In most states, the law requires you to carry bodily injury and property damage liability auto insurance coverage. The insurance covers another person's medical costs and pays for damages to that person's vehicle or property if you are at fault for a motor vehicle accident. Therefore, if you cause an accident and your auto insurance policy has lapsed, you'll be facing legal and financial consequences.
Although it's illegal to drive without insurance, state laws relating to auto insurance vary. Depending on where you live, your insurance company may be required to notify the Bureau of Motor Vehicles that you dropped your insurance coverage. In some cases, a lapse of insurance coverage is noted on your driving record, which could lead to your license and/or registration being suspended. The penalty for being uninsured in some states also includes seizure of your vehicle or charging you with a misdemeanor.
1. Being Sued
In addition to fees and fines you may owe for driving without insurance, if you get sued following an accident and the court awards the injured driver or passengers damages, you could end up in deep financial trouble.
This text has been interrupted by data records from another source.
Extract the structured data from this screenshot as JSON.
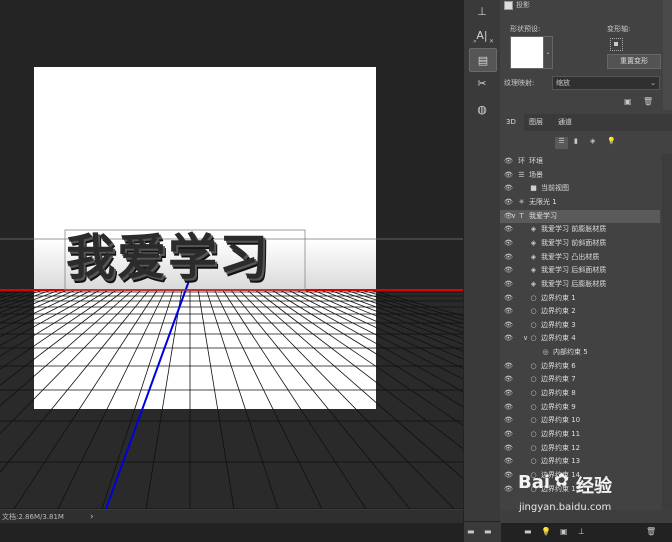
{
  "canvas": {
    "artwork_text": "我爱学习"
  },
  "status": {
    "doc_info": "文档:2.86M/3.81M",
    "arrow": "›"
  },
  "properties": {
    "shadow_label": "投影",
    "shape_preset_label": "形状预设:",
    "deform_axis_label": "变形轴:",
    "reset_deform_button": "重置变形",
    "texture_map_label": "纹理映射:",
    "texture_map_value": "缩放"
  },
  "panel_tabs": [
    "3D",
    "图层",
    "通道"
  ],
  "layers": [
    {
      "icon": "环",
      "label": "环境",
      "indent": 0,
      "eye": true,
      "twist": ""
    },
    {
      "icon": "☰",
      "label": "场景",
      "indent": 0,
      "eye": true,
      "twist": ""
    },
    {
      "icon": "■",
      "label": "当前视图",
      "indent": 1,
      "eye": true,
      "twist": ""
    },
    {
      "icon": "✳",
      "label": "无限光 1",
      "indent": 0,
      "eye": true,
      "twist": ""
    },
    {
      "icon": "T",
      "label": "我爱学习",
      "indent": 0,
      "eye": true,
      "twist": "∨",
      "selected": true
    },
    {
      "icon": "◈",
      "label": "我爱学习 前膨胀材质",
      "indent": 1,
      "eye": true,
      "twist": ""
    },
    {
      "icon": "◈",
      "label": "我爱学习 前斜面材质",
      "indent": 1,
      "eye": true,
      "twist": ""
    },
    {
      "icon": "◈",
      "label": "我爱学习 凸出材质",
      "indent": 1,
      "eye": true,
      "twist": ""
    },
    {
      "icon": "◈",
      "label": "我爱学习 后斜面材质",
      "indent": 1,
      "eye": true,
      "twist": ""
    },
    {
      "icon": "◈",
      "label": "我爱学习 后膨胀材质",
      "indent": 1,
      "eye": true,
      "twist": ""
    },
    {
      "icon": "○",
      "label": "边界约束 1",
      "indent": 1,
      "eye": true,
      "twist": ""
    },
    {
      "icon": "○",
      "label": "边界约束 2",
      "indent": 1,
      "eye": true,
      "twist": ""
    },
    {
      "icon": "○",
      "label": "边界约束 3",
      "indent": 1,
      "eye": true,
      "twist": ""
    },
    {
      "icon": "○",
      "label": "边界约束 4",
      "indent": 1,
      "eye": true,
      "twist": "∨"
    },
    {
      "icon": "◎",
      "label": "内部约束 5",
      "indent": 2,
      "eye": false,
      "twist": ""
    },
    {
      "icon": "○",
      "label": "边界约束 6",
      "indent": 1,
      "eye": true,
      "twist": ""
    },
    {
      "icon": "○",
      "label": "边界约束 7",
      "indent": 1,
      "eye": true,
      "twist": ""
    },
    {
      "icon": "○",
      "label": "边界约束 8",
      "indent": 1,
      "eye": true,
      "twist": ""
    },
    {
      "icon": "○",
      "label": "边界约束 9",
      "indent": 1,
      "eye": true,
      "twist": ""
    },
    {
      "icon": "○",
      "label": "边界约束 10",
      "indent": 1,
      "eye": true,
      "twist": ""
    },
    {
      "icon": "○",
      "label": "边界约束 11",
      "indent": 1,
      "eye": true,
      "twist": ""
    },
    {
      "icon": "○",
      "label": "边界约束 12",
      "indent": 1,
      "eye": true,
      "twist": ""
    },
    {
      "icon": "○",
      "label": "边界约束 13",
      "indent": 1,
      "eye": true,
      "twist": ""
    },
    {
      "icon": "○",
      "label": "边界约束 14",
      "indent": 1,
      "eye": true,
      "twist": ""
    },
    {
      "icon": "○",
      "label": "边界约束 15",
      "indent": 1,
      "eye": true,
      "twist": ""
    }
  ],
  "watermark": {
    "brand": "Bai",
    "brand2": "经验",
    "url": "jingyan.baidu.com"
  },
  "colors": {
    "app_bg": "#1e1e1e",
    "panel_bg": "#424242",
    "ground_line": "#e00000",
    "axis_line": "#0000e0"
  }
}
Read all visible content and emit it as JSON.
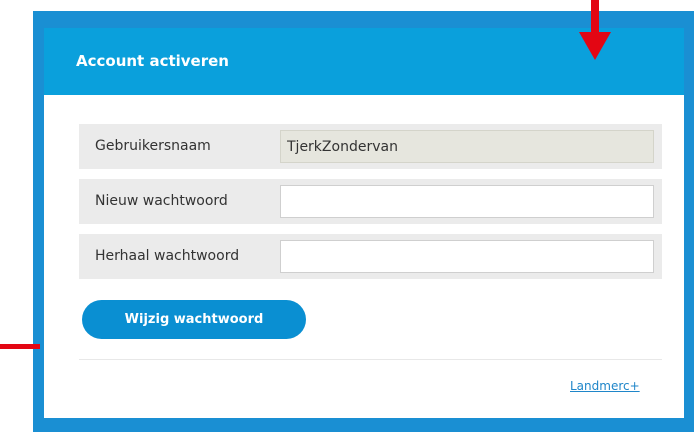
{
  "colors": {
    "accent": "#0aa0dc",
    "frame": "#1a8fd3",
    "button": "#0a8fd2",
    "link": "#1f86c9",
    "annotation": "#e30613"
  },
  "panel": {
    "title": "Account activeren"
  },
  "form": {
    "rows": [
      {
        "label": "Gebruikersnaam",
        "value": "TjerkZondervan",
        "readonly": true
      },
      {
        "label": "Nieuw wachtwoord",
        "value": "",
        "readonly": false
      },
      {
        "label": "Herhaal wachtwoord",
        "value": "",
        "readonly": false
      }
    ],
    "submit_label": "Wijzig wachtwoord"
  },
  "footer": {
    "link_label": "Landmerc+"
  },
  "annotations": {
    "arrow_icon": "red-arrow-down-icon",
    "line_icon": "red-line-marker"
  }
}
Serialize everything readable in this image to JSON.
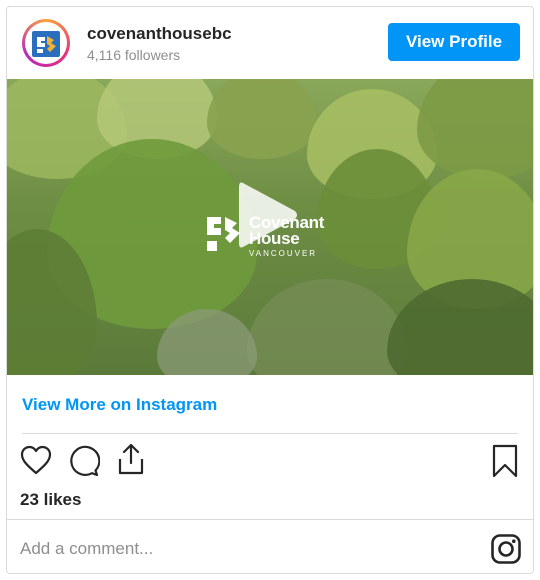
{
  "header": {
    "username": "covenanthousebc",
    "followers": "4,116 followers",
    "view_profile_label": "View Profile"
  },
  "media": {
    "brand_line1": "Covenant",
    "brand_line2": "House",
    "brand_line3": "VANCOUVER"
  },
  "links": {
    "view_more": "View More on Instagram"
  },
  "actions": {
    "likes": "23 likes"
  },
  "comment": {
    "placeholder": "Add a comment..."
  },
  "colors": {
    "accent": "#0095f6",
    "text": "#262626",
    "muted": "#8e8e8e",
    "border": "#dbdbdb"
  },
  "icons": [
    "avatar-logo-icon",
    "play-icon",
    "heart-icon",
    "comment-icon",
    "share-icon",
    "bookmark-icon",
    "instagram-icon"
  ]
}
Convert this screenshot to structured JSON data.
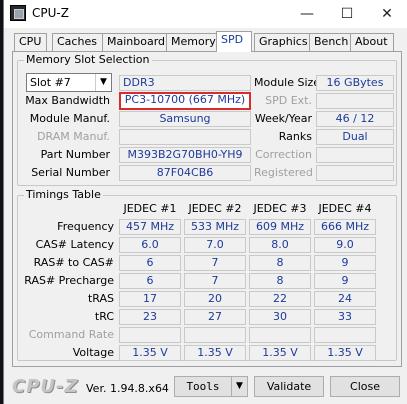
{
  "window": {
    "title": "CPU-Z",
    "controls": {
      "minimize": "—",
      "maximize": "☐",
      "close": "✕"
    }
  },
  "tabs": [
    {
      "label": "CPU"
    },
    {
      "label": "Caches"
    },
    {
      "label": "Mainboard"
    },
    {
      "label": "Memory"
    },
    {
      "label": "SPD",
      "active": true
    },
    {
      "label": "Graphics"
    },
    {
      "label": "Bench"
    },
    {
      "label": "About"
    }
  ],
  "slot_section": {
    "title": "Memory Slot Selection",
    "slot_selected": "Slot #7",
    "type": "DDR3",
    "module_size_label": "Module Size",
    "module_size": "16 GBytes",
    "max_bandwidth_label": "Max Bandwidth",
    "max_bandwidth": "PC3-10700 (667 MHz)",
    "spd_ext_label": "SPD Ext.",
    "spd_ext": "",
    "module_manuf_label": "Module Manuf.",
    "module_manuf": "Samsung",
    "week_year_label": "Week/Year",
    "week_year": "46 / 12",
    "dram_manuf_label": "DRAM Manuf.",
    "dram_manuf": "",
    "ranks_label": "Ranks",
    "ranks": "Dual",
    "part_number_label": "Part Number",
    "part_number": "M393B2G70BH0-YH9",
    "correction_label": "Correction",
    "correction": "",
    "serial_number_label": "Serial Number",
    "serial_number": "87F04CB6",
    "registered_label": "Registered",
    "registered": ""
  },
  "timings_section": {
    "title": "Timings Table",
    "columns": [
      "JEDEC #1",
      "JEDEC #2",
      "JEDEC #3",
      "JEDEC #4"
    ],
    "rows": [
      {
        "label": "Frequency",
        "values": [
          "457 MHz",
          "533 MHz",
          "609 MHz",
          "666 MHz"
        ]
      },
      {
        "label": "CAS# Latency",
        "values": [
          "6.0",
          "7.0",
          "8.0",
          "9.0"
        ]
      },
      {
        "label": "RAS# to CAS#",
        "values": [
          "6",
          "7",
          "8",
          "9"
        ]
      },
      {
        "label": "RAS# Precharge",
        "values": [
          "6",
          "7",
          "8",
          "9"
        ]
      },
      {
        "label": "tRAS",
        "values": [
          "17",
          "20",
          "22",
          "24"
        ]
      },
      {
        "label": "tRC",
        "values": [
          "23",
          "27",
          "30",
          "33"
        ]
      },
      {
        "label": "Command Rate",
        "values": [
          "",
          "",
          "",
          ""
        ],
        "dim": true
      },
      {
        "label": "Voltage",
        "values": [
          "1.35 V",
          "1.35 V",
          "1.35 V",
          "1.35 V"
        ]
      }
    ]
  },
  "footer": {
    "logo": "CPU-Z",
    "version": "Ver. 1.94.8.x64",
    "tools_label": "Tools",
    "validate_label": "Validate",
    "close_label": "Close"
  }
}
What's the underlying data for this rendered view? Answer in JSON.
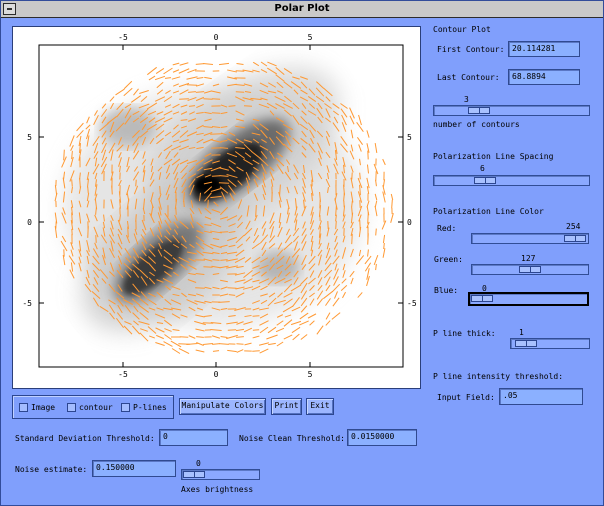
{
  "window": {
    "title": "Polar Plot"
  },
  "plot": {
    "x_ticks": [
      "-5",
      "0",
      "5"
    ],
    "y_ticks": [
      "5",
      "0",
      "-5"
    ],
    "vector_color": "#ff9933"
  },
  "contour_plot": {
    "header": "Contour Plot",
    "first_label": "First Contour:",
    "first_value": "20.114281",
    "last_label": "Last Contour:",
    "last_value": "68.8894",
    "count_value": "3",
    "count_fraction": 0.25,
    "count_label": "number of contours"
  },
  "polarization": {
    "spacing_header": "Polarization Line Spacing",
    "spacing_value": "6",
    "spacing_fraction": 0.3,
    "color_header": "Polarization Line Color",
    "red_label": "Red:",
    "red_value": "254",
    "red_fraction": 0.99,
    "green_label": "Green:",
    "green_value": "127",
    "green_fraction": 0.5,
    "blue_label": "Blue:",
    "blue_value": "0",
    "blue_fraction": 0.0,
    "thick_label": "P line thick:",
    "thick_value": "1",
    "thick_fraction": 0.05,
    "threshold_header": "P line intensity threshold:",
    "input_label": "Input Field:",
    "input_value": ".05"
  },
  "controls": {
    "image_label": "Image",
    "contour_label": "contour",
    "plines_label": "P-lines",
    "manipulate_label": "Manipulate Colors",
    "print_label": "Print",
    "exit_label": "Exit"
  },
  "bottom": {
    "std_label": "Standard Deviation Threshold:",
    "std_value": "0",
    "noise_clean_label": "Noise Clean Threshold:",
    "noise_clean_value": "0.0150000",
    "noise_est_label": "Noise estimate:",
    "noise_est_value": "0.150000",
    "brightness_value": "0",
    "brightness_fraction": 0.0,
    "brightness_label": "Axes brightness"
  }
}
Without insurance, you may be responsible for paying a substantial amount of money out of your own pocket. If a judgment is entered against you, the suing party can come after any assets you have.
2. Paying a Higher Insurance Rate
Another financial consequence of letting your auto insurance lapse is paying an increased rate when you take out a new policy. If an insurer considers you high risk for dropping your insurance, it may even reject giving you a policy. It won't matter that you've had insurance with that company before. Even if the insurance company doesn't charge you a higher premium, you may lose discounts you earned previously. That alone will increase how much you pay for auto insurance.
3. Lowering Your Credit Score
A consequence you may not think about is the effect on your credit. Your insurer may list lapsed auto insurance as a negative entry on your credit report, which will lower your credit score. Besides the insurance company thinking you aren't a responsible driver, other creditors may consider you a higher risk since a lapse in auto insurance can make you look financially irresponsible.
Loss of Other Coverage
Besides losing liability coverage when you let your auto insurance lapse, you will lose your personal injury protection. If you live in a no-fault insurance state, this is the coverage that pays the medical expenses for injuries you suffer in an accident, in addition to lost wages. You also won't have coverage for family members or other passengers riding in your vehicle.